#5154139 [SOLVED] D3DX11CreateShaderResourceViewFromFile - deprecated.

Posted by TiagoCosta on 16 May 2014 - 04:56 PM

DDS (DirectDraw Surface) is a texture format.
If you want to load a .jpg texture, use the WICTextureLoader (since it supports BMP, JPEG, PNG, TIFF, GIF, etc).
Anyway, I think that error is being caused by something else. Which Visual Studio version are you using? And did you use the appropriate project file to compile DirectXTex?


Did you call CoInitialize or CoInitializeEx? 

The library assumes that the client code will have already called CoInitialize or CoInitializeEx as needed by the application before calling any DirectXTex routines




I have tried compiling it into a library using visual studio project files from "DirectXTex\DirectXTex" and linking via "additional library paths" (or similar name) and putting a dependency of generated ".lib" in the linker. This failed to even compile with an unresolved external symbol (needles to say the linker didn't like it).


I'm pretty sure you have to compile it to a library in order to use it.


Can you write a copy of the errors here?

I've only used DIrectXTK (not DirectXTex) but I didn't have any problem linking.

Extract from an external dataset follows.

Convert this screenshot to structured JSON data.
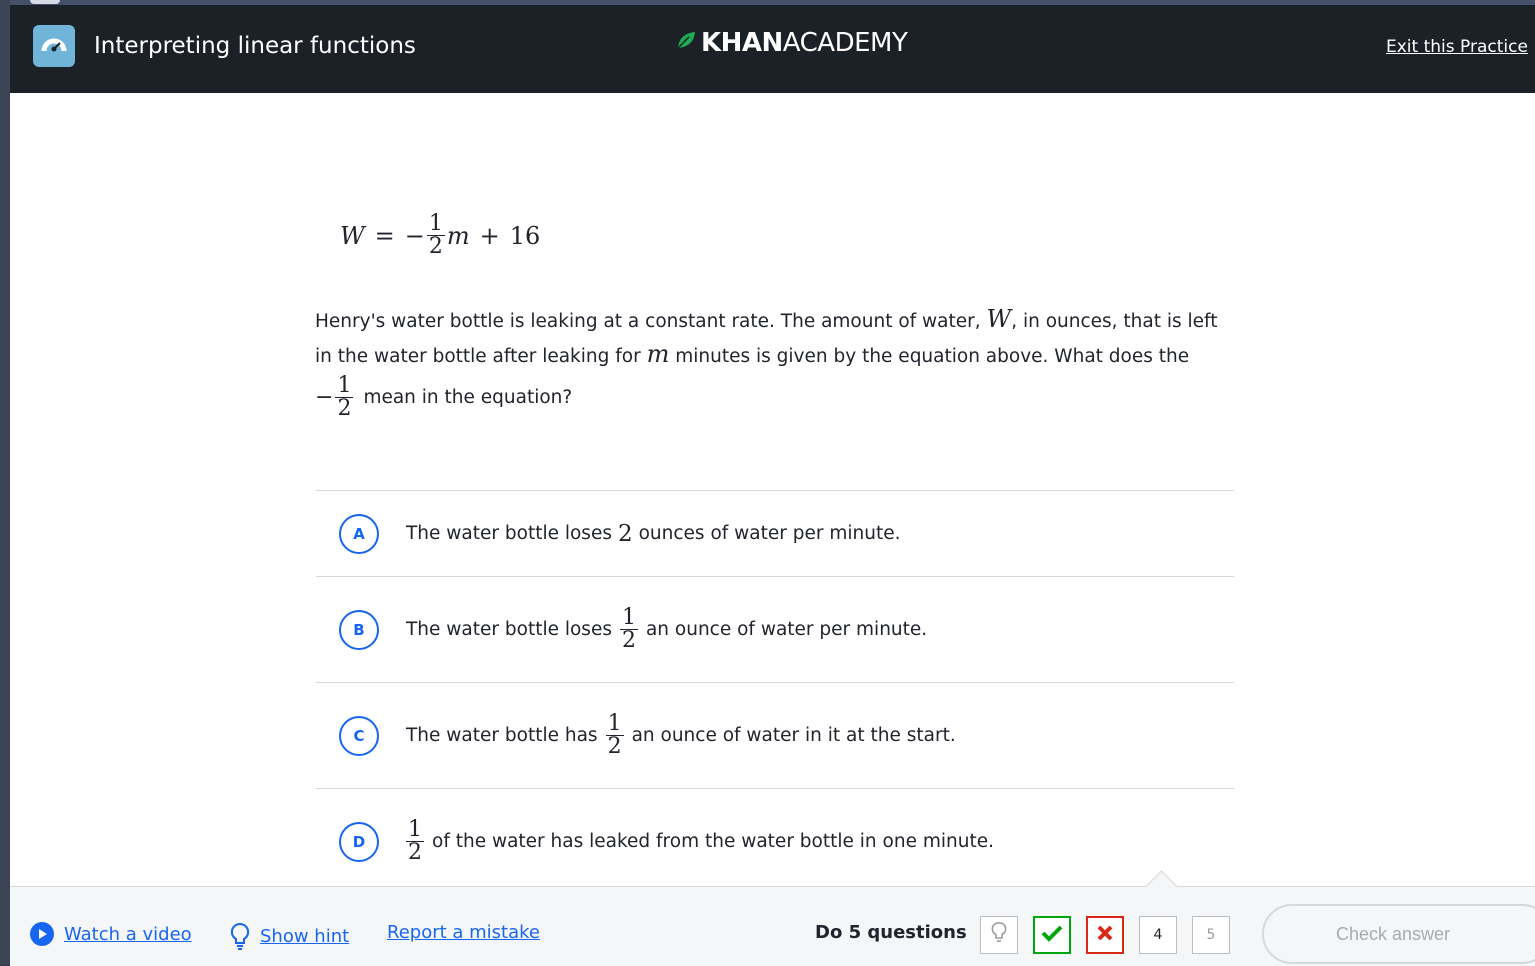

#5152005 Managing instancing

Posted by TiagoCosta on 07 May 2014 - 04:02 AM

Currently my engine only supports instancing in a few limited cases, and I'm trying to fix that by implementing a more generic system.
When do engines usually find objects that can be instanced? Dynamically every frame after culling? Or at a "higher-level" by keeping a list of objects that use the same model?
Currently my scene struct looks like this:

struct Scene
    uint             num_actors;
    InstanceData*    actors_instance_data;
    uint*            actors_node_handles; //handles of actors' scene graph node(used to get world matrix)
    Model**          actors_models;
    BoundingSphere** bounding_spheres;

I could do it every frame after culling, by sorting the actors by model and if two actors a and use the same model (actors_models[a] == actors_models[b]) then they can be instanced by copying actors_instance_data[a] and actors_instance_data[b] to a constant buffer.


Does this seem reasonable or should I go with a "higher level" option?



#5148558 HLSL float4x4 vs float3x3

Posted by TiagoCosta on 21 April 2014 - 11:13 AM


For example, in order to transform an tangent space normal to objects space (while applying normal mapping) I use a 3x3 matrix since translation doesn't affect normals (vectors).

#5146494 Rendering a subset in DX11

Posted by TiagoCosta on 12 April 2014 - 05:12 AM

You just have to call DrawIndexed with the correct IndexCount (the numbers of indices in the index buffer of the subset you want to draw) and StartIndexLocation (the position of the first index in the index buffer of the subset you want to draw). The other draw calls have similar arguments.

struct Subset
    uint index_count;
    uint start_index;
    Shader* shaders;
    Texture* textures;
    CBuffer* cbuffers;

void EFFECTMESH::Render(uint num_subsets, Subset* subsets){
	unsigned int stride;
	unsigned int offset;

	// Set vertex buffer stride and offset.
	stride = sizeof(NMVertex); 
	offset = 0;
	// Set the vertex buffer to active in the input assembler so it can be rendered.
	GE->devcon->IASetVertexBuffers(0, 1, &VB, &stride, &offset);

	// Set the index buffer to active in the input assembler so it can be rendered.
	GE->devcon->IASetIndexBuffer(IB, DXGI_FORMAT_R32_UINT, 0);

	// Set the type of primitive that should be rendered from this vertex buffer, in this case triangles.

        for(uint i = 0; i < num_subsets; i++)
            //Set correct shaders (subsets[i].shaders)
            //Bind correct textures (subsets[i].textures)
            //Bind correct cbuffers (subsets[i].cbuffers)

            //Draw current subset
            GE->devcon->DrawIndexed(subsets[i].index_count, subsets[i].start_index, 0);